The shrinking population of Black male doctoral degree holders may hold much of the key to the problems of Black women. Declines in Black male interest in doctoral degrees, has clearly not spelled gains for the recruitment of Black female scholars. New evidence of these patterns is visible in the latest government data on academic achievement of Black women and teaching job success. While Black women are achieving at high rates, they are also systematically by-passed by an expanded recruitment of African and Caribbean males to fill teaching positions in doctoral and research institutions. This new trend has probably reduced Black women's chances more than any other. Second, the new found Black male networks have had major success in assuring members get support and information on academic jobs.

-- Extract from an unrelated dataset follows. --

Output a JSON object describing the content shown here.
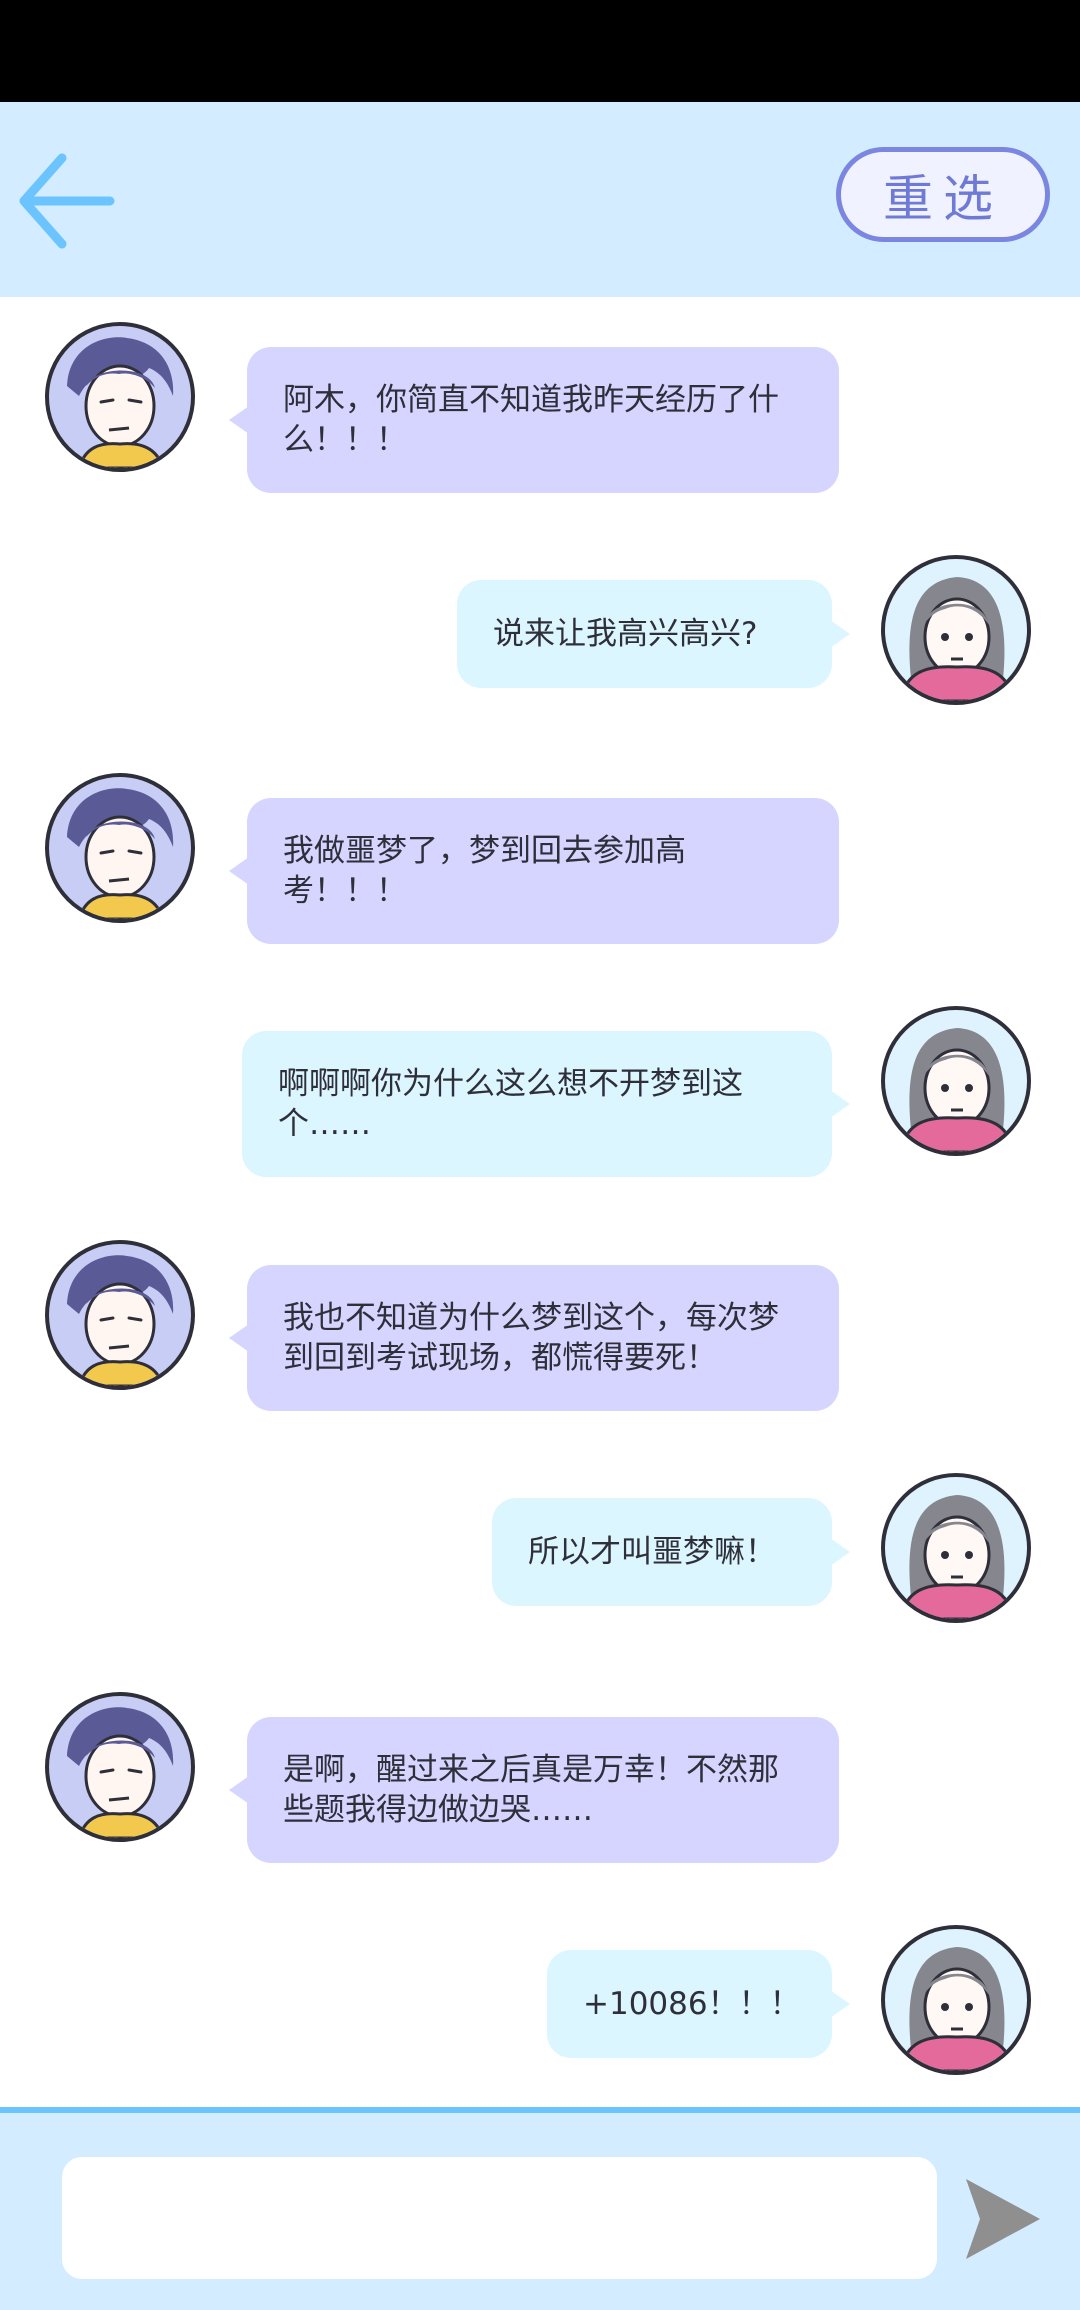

Major questions need to be raised about these trends and more attention focused on unearthing and correcting root causes of specific discriminatory treatment of Black women in university faculty hiring and promotion.
Woody, Bette; Brown, Diane; and Green, TeResa
"Black Women in the Economy: Facing Glass Ceilings in Academia,"
Trotter Review: Vol. 12
, Article 8.
Available at: http://scholarworks.umb.edu/trotter_review/vol12/iss1/8